Nowadays, I get so much joy out of taking pictures of my own children, but admittedly it hasn’t always been this way! I wanted to capture all those little quirks and the little things they do, documenting the precious years. But it always felt like more of a test of patience than anything, often resulting in tears (and that was just me!) Addressing this has helped tremendously in knowing how to relate to other parents who were frustrated or embarrassed that their little ones were not striking that perfect pose at the right moment or who couldn’t sit still for very long, more than anything it taught me to respect the child’s feelings and have a little fun in the process! Particularly in regards to my own boys, to not put perfection above enjoying a moment.
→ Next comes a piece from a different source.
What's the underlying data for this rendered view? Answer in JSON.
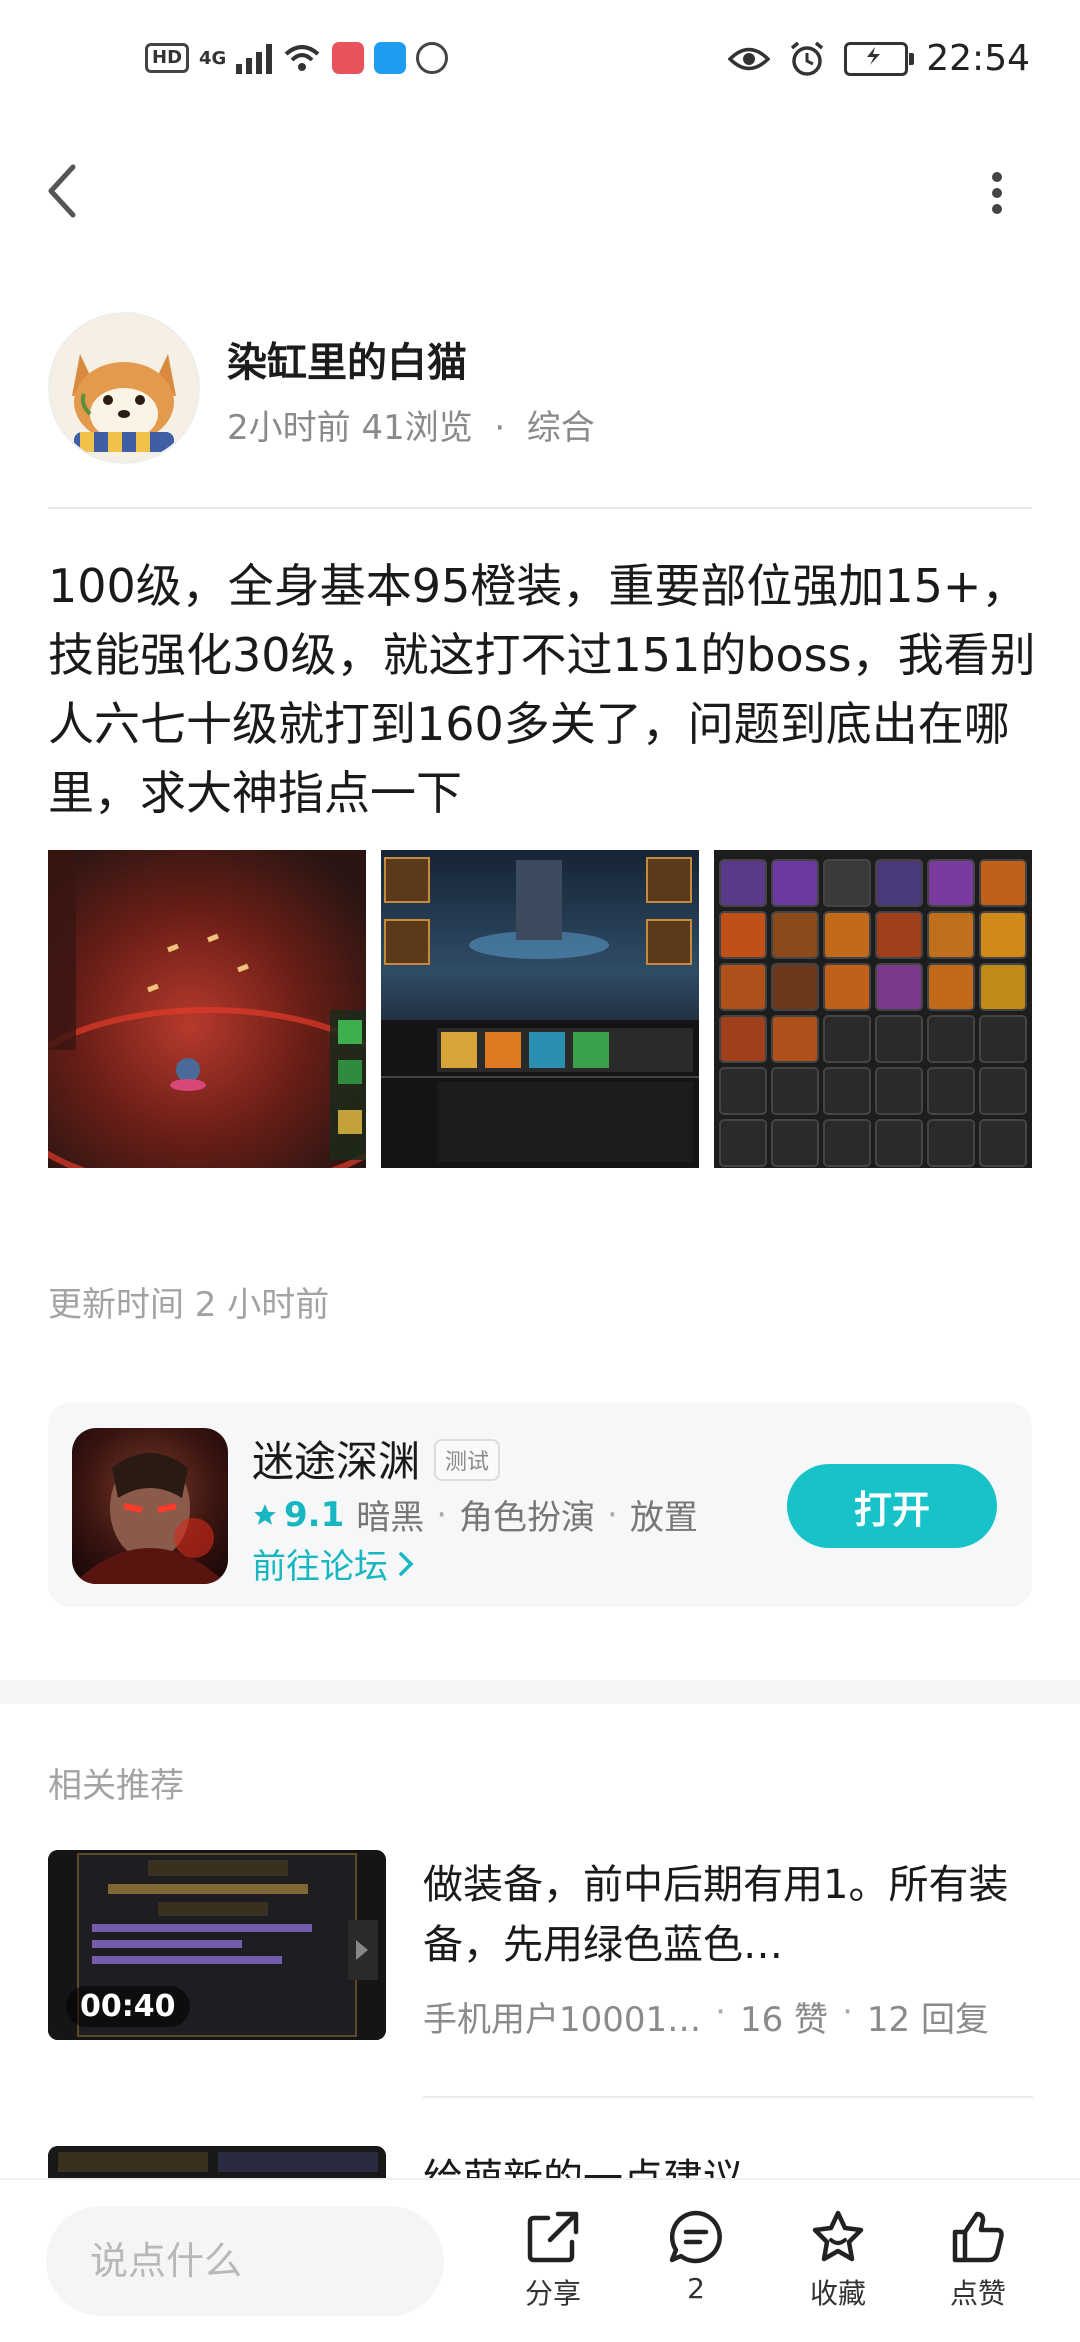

Creating a safe environment and an enjoyable experience will go a lot further than you may think. My aim in this post is not to give endless tips and tricks on how to photograph active children, but rather for us to focus on how to enjoy it.
Though,the question does remain, if you are being paid as a photographer to get those shots, and in a certain time frame, what do you do when the children are not interested in sitting in that ideal spot and far more interested in running wild and free?
As I am constantly reminding myself; one size does not fit all!
In this scenario, my son was far more interested in doing beachy things that most 5 year olds would like than sitting nice and still for mama! If we look to use what they are showing interest in than purely our own photographer-interests, it can work as our advantage. In turn you can encourage interest in something such as an object to help them to focus, rather than using words such as ‘sit here’ or ‘look at the camera’; this will often spark more curiosity.
Joshua had been playing by the water for a while, but I was hoping for some sand & dune shots. Simply asking him to leave the waves behind and come sit on the sand would never work! It could turn into a battle. It would be a process. After noticing he had started a collection of shells, I asked if he’d like some help finding more of them, naturally in the general direction I’d hoped to get to ;-) Then, when I felt like we’d found a good spot I sat down. ‘I like the sand on my toes!’ He sat down and mirrored me, ‘Me too!’ He looks down. Beautiful. Shot 1.
And to my delight, the sand holds his attention long enough for me to move around a little and play with different focal lengths. My joy comes from seeing just how happy he is, unforced. No candy bribes or belittling needed.
Something really beautiful happens when we let go of perfection in the right moment. These pictures are perfect to me as his mother and hopefully the same would be true of most parents whose children you are photographing.
Allowing a child to be them self AND using your photography skill is not one we can master over night, there is no secret formula that will work every single time, and this brings us right back to the reminder that ‘one size does not fit all’.
If you do have some practical tips you find useful on how to photograph active children then please share in the comments!
You can read more in Part 2 of How To Enjoy Photographing Active Children.